The relationship of spaces became regulated by shifts between the staggered floor plates and corresponding shifts in the roof form. A key design element of the facade was the plinth. The plinth is expressed as lower recessed wall wrapping around the building connecting the mass to the ground and acting as an organisational tool for apertures. The two competing strategies of the plinth and the roof form enable a systematic approach with which the house is able to articulate the relationship of form to land.

We are influenced by the history and evolution of New Zealand architecture given our diverse landscapes The building responds to a series of historical precedents, including the language of the early settler buildings in Arrowtown and central Otago that utilize low slung, stone construction to deal with the extreme environment. Buildings such as the original Peregrine winery in Wanaka also used stone construction and long gables as a form of resistance to the environment.

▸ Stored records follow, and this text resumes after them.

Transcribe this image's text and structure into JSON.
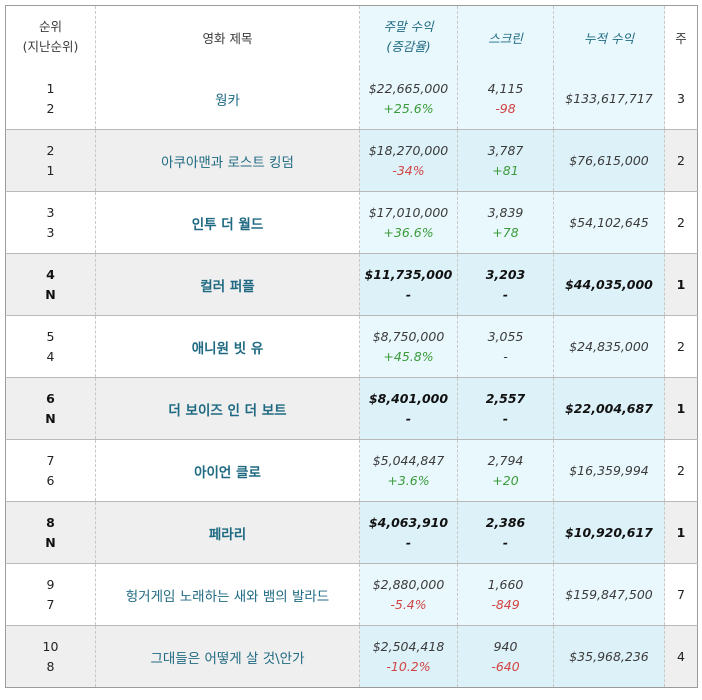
{
  "headers": {
    "rank": [
      "순위",
      "(지난순위)"
    ],
    "title": "영화 제목",
    "weekend": [
      "주말 수익",
      "(증감율)"
    ],
    "screens": "스크린",
    "total": "누적 수익",
    "weeks": "주"
  },
  "rows": [
    {
      "rank": "1",
      "prev": "2",
      "title": "웡카",
      "bold": false,
      "gross": "$22,665,000",
      "gross_change": "+25.6%",
      "gross_dir": "up",
      "screens": "4,115",
      "screens_change": "-98",
      "screens_dir": "down",
      "total": "$133,617,717",
      "weeks": "3"
    },
    {
      "rank": "2",
      "prev": "1",
      "title": "아쿠아맨과 로스트 킹덤",
      "bold": false,
      "gross": "$18,270,000",
      "gross_change": "-34%",
      "gross_dir": "down",
      "screens": "3,787",
      "screens_change": "+81",
      "screens_dir": "up",
      "total": "$76,615,000",
      "weeks": "2"
    },
    {
      "rank": "3",
      "prev": "3",
      "title": "인투 더 월드",
      "bold": true,
      "gross": "$17,010,000",
      "gross_change": "+36.6%",
      "gross_dir": "up",
      "screens": "3,839",
      "screens_change": "+78",
      "screens_dir": "up",
      "total": "$54,102,645",
      "weeks": "2"
    },
    {
      "rank": "4",
      "prev": "N",
      "title": "컬러 퍼플",
      "bold": true,
      "gross": "$11,735,000",
      "gross_change": "-",
      "gross_dir": "flat",
      "screens": "3,203",
      "screens_change": "-",
      "screens_dir": "flat",
      "total": "$44,035,000",
      "weeks": "1"
    },
    {
      "rank": "5",
      "prev": "4",
      "title": "애니원 빗 유",
      "bold": true,
      "gross": "$8,750,000",
      "gross_change": "+45.8%",
      "gross_dir": "up",
      "screens": "3,055",
      "screens_change": "-",
      "screens_dir": "flat",
      "total": "$24,835,000",
      "weeks": "2"
    },
    {
      "rank": "6",
      "prev": "N",
      "title": "더 보이즈 인 더 보트",
      "bold": true,
      "gross": "$8,401,000",
      "gross_change": "-",
      "gross_dir": "flat",
      "screens": "2,557",
      "screens_change": "-",
      "screens_dir": "flat",
      "total": "$22,004,687",
      "weeks": "1"
    },
    {
      "rank": "7",
      "prev": "6",
      "title": "아이언 클로",
      "bold": true,
      "gross": "$5,044,847",
      "gross_change": "+3.6%",
      "gross_dir": "up",
      "screens": "2,794",
      "screens_change": "+20",
      "screens_dir": "up",
      "total": "$16,359,994",
      "weeks": "2"
    },
    {
      "rank": "8",
      "prev": "N",
      "title": "페라리",
      "bold": true,
      "gross": "$4,063,910",
      "gross_change": "-",
      "gross_dir": "flat",
      "screens": "2,386",
      "screens_change": "-",
      "screens_dir": "flat",
      "total": "$10,920,617",
      "weeks": "1"
    },
    {
      "rank": "9",
      "prev": "7",
      "title": "헝거게임 노래하는 새와 뱀의 발라드",
      "bold": false,
      "gross": "$2,880,000",
      "gross_change": "-5.4%",
      "gross_dir": "down",
      "screens": "1,660",
      "screens_change": "-849",
      "screens_dir": "down",
      "total": "$159,847,500",
      "weeks": "7"
    },
    {
      "rank": "10",
      "prev": "8",
      "title": "그대들은 어떻게 살 것\\안가",
      "bold": false,
      "gross": "$2,504,418",
      "gross_change": "-10.2%",
      "gross_dir": "down",
      "screens": "940",
      "screens_change": "-640",
      "screens_dir": "down",
      "total": "$35,968,236",
      "weeks": "4"
    }
  ],
  "colors": {
    "accent": "#1f6a82",
    "up": "#3a9b3a",
    "down": "#d24444",
    "highlight_col": "#e9f8fd"
  }
}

It is through a contemporary interpretation of vernacular building form and materiality that the building design developed. In particular, the use of brick as a material became an early imperative in terms the development of the form and its place in the landscape. The use of brick created a concrete relationship with the site, and anchored it firmly to the ground, along with a textural palette that allowed for a constantly shifting interpretation of scale.